The string "true" appears in some lines of the entries that follow; copy each such line.

*** Supplied records

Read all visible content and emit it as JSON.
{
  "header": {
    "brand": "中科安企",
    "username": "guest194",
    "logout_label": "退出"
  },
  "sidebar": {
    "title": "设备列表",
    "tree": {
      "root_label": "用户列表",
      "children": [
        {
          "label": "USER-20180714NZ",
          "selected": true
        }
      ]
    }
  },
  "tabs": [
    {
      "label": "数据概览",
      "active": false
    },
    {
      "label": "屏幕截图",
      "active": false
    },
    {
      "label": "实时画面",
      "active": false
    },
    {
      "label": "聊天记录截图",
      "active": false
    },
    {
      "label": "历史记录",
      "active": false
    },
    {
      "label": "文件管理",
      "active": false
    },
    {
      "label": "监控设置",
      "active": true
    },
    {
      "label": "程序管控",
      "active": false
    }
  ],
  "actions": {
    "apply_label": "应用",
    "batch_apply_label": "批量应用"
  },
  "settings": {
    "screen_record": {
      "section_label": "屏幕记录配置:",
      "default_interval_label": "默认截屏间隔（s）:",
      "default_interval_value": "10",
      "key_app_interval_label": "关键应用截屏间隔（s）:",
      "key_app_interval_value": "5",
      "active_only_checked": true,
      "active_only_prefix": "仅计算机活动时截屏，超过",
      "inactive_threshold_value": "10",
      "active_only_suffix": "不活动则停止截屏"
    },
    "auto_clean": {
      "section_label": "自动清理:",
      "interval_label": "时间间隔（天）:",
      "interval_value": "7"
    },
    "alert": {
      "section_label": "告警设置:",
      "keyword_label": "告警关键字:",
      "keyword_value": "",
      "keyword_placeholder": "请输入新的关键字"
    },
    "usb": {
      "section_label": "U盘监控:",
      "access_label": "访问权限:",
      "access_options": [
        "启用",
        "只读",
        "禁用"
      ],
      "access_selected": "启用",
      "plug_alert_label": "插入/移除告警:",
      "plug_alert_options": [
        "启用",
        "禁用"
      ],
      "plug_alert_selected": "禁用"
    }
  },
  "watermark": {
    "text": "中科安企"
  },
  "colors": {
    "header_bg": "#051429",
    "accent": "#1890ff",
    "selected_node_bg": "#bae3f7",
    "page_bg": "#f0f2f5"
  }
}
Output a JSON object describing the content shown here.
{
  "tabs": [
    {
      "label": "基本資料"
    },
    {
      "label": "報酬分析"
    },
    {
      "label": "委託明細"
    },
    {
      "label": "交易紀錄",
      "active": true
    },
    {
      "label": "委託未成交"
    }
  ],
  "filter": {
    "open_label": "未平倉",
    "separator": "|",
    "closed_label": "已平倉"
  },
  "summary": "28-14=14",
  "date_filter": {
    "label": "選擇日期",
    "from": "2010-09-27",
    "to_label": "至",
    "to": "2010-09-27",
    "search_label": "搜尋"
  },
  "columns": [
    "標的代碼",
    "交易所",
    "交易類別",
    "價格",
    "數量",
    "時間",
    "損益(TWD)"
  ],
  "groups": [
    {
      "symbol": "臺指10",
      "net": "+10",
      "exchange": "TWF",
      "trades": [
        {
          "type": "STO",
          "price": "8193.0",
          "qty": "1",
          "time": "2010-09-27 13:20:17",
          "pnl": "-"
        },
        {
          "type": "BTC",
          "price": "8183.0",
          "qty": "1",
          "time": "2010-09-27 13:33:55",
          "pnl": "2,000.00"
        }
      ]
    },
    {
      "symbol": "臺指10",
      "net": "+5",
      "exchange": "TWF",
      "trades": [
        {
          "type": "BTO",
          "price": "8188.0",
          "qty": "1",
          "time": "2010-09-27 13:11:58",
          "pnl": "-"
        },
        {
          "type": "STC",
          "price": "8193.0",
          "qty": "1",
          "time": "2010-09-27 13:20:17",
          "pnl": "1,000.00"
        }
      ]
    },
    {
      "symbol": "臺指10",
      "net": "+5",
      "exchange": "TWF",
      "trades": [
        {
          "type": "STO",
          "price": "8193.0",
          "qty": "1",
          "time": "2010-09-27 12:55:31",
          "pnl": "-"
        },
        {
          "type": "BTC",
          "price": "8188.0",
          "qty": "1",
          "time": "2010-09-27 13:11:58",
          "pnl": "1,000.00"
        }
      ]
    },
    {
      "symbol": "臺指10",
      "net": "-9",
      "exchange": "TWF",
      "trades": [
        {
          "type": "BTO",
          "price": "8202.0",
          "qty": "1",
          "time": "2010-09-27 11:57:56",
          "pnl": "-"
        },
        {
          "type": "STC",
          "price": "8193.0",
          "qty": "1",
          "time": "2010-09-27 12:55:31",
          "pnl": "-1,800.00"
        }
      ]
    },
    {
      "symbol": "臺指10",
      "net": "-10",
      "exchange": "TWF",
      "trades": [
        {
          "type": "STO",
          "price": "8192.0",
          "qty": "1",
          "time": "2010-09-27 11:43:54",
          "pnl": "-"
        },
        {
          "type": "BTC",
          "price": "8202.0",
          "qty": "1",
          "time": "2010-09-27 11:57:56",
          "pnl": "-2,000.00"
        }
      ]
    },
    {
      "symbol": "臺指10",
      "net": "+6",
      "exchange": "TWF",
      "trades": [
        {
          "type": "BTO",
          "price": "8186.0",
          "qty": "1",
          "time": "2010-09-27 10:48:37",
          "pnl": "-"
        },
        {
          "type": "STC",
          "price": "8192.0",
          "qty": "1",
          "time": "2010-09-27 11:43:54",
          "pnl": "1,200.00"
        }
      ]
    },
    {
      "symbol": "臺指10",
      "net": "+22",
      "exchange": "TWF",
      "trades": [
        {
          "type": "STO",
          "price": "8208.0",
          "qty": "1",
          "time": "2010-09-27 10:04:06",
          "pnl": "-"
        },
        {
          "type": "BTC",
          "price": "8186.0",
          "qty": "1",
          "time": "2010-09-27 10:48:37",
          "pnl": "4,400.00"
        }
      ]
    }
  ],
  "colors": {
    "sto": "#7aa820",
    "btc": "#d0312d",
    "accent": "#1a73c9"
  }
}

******

:: Answer to this problem ::
          "selected": true
      "active": true
      "active_only_checked": true,
      "active": true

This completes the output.